▶ _Exercise details_
For every line that contains the string "text", pull that line out of the material below.

▶ _Provided records_
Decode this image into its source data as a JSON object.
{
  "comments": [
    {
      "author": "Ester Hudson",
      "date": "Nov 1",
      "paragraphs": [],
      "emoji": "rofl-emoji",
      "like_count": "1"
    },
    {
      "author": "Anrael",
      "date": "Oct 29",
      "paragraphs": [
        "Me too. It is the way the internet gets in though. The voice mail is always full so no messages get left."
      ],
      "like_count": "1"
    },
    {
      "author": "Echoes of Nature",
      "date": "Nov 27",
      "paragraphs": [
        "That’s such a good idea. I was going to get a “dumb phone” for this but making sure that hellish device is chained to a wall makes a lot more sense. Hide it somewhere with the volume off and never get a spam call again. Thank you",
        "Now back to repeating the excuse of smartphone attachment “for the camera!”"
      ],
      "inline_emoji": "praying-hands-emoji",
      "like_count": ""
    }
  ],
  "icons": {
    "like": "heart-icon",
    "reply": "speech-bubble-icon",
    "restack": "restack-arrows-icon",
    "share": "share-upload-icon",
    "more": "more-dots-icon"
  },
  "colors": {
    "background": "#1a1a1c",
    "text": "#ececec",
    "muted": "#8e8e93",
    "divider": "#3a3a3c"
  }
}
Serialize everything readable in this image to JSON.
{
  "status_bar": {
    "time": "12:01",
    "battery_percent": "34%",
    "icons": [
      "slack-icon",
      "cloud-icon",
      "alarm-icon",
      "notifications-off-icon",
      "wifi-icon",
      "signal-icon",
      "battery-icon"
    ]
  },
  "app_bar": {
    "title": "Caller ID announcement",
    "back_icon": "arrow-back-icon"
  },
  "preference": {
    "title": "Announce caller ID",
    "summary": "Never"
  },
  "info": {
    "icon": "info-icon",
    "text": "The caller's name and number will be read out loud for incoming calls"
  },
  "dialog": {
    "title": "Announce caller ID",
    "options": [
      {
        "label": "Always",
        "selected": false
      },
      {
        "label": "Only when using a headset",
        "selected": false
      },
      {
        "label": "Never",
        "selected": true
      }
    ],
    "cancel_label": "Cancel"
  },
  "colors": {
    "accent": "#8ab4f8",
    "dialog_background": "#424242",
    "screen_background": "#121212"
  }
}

▶ _Solved exercise_
    "text": "#ececec",
    "text": "The caller's name and number will be read out loud for incoming calls"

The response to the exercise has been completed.